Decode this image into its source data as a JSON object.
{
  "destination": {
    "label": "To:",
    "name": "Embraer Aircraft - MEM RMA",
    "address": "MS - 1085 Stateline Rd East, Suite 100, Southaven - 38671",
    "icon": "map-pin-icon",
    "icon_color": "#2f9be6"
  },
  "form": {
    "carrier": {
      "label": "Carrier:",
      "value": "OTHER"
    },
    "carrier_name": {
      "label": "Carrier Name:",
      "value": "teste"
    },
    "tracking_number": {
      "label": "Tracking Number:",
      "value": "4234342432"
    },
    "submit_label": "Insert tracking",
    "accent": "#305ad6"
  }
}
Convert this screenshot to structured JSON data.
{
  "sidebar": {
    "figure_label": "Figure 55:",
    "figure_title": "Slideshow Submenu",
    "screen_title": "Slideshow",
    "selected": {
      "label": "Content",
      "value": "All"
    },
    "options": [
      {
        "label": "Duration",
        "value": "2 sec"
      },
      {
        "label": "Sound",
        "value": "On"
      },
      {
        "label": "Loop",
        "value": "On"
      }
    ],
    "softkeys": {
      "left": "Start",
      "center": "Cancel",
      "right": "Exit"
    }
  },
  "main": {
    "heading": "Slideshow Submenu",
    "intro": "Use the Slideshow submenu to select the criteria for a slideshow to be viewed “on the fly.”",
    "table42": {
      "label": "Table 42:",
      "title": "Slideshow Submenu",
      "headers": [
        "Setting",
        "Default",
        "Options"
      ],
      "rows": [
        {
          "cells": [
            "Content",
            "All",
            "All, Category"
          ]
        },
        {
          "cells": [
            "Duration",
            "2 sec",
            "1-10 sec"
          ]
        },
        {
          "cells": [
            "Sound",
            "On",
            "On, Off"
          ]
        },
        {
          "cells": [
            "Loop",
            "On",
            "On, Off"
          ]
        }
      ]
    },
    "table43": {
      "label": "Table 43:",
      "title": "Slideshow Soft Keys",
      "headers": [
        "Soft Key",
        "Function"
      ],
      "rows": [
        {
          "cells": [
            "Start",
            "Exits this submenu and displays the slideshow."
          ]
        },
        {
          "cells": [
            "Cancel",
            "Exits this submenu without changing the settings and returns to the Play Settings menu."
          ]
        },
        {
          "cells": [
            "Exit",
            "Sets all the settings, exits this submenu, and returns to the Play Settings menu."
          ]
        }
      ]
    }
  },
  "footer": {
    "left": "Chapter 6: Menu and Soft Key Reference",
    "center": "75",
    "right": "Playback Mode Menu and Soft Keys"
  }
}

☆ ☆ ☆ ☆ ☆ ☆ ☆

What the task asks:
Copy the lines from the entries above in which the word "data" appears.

Output for this exercise:
Decode this image into its source data as a JSON object.
Convert this screenshot to structured JSON data.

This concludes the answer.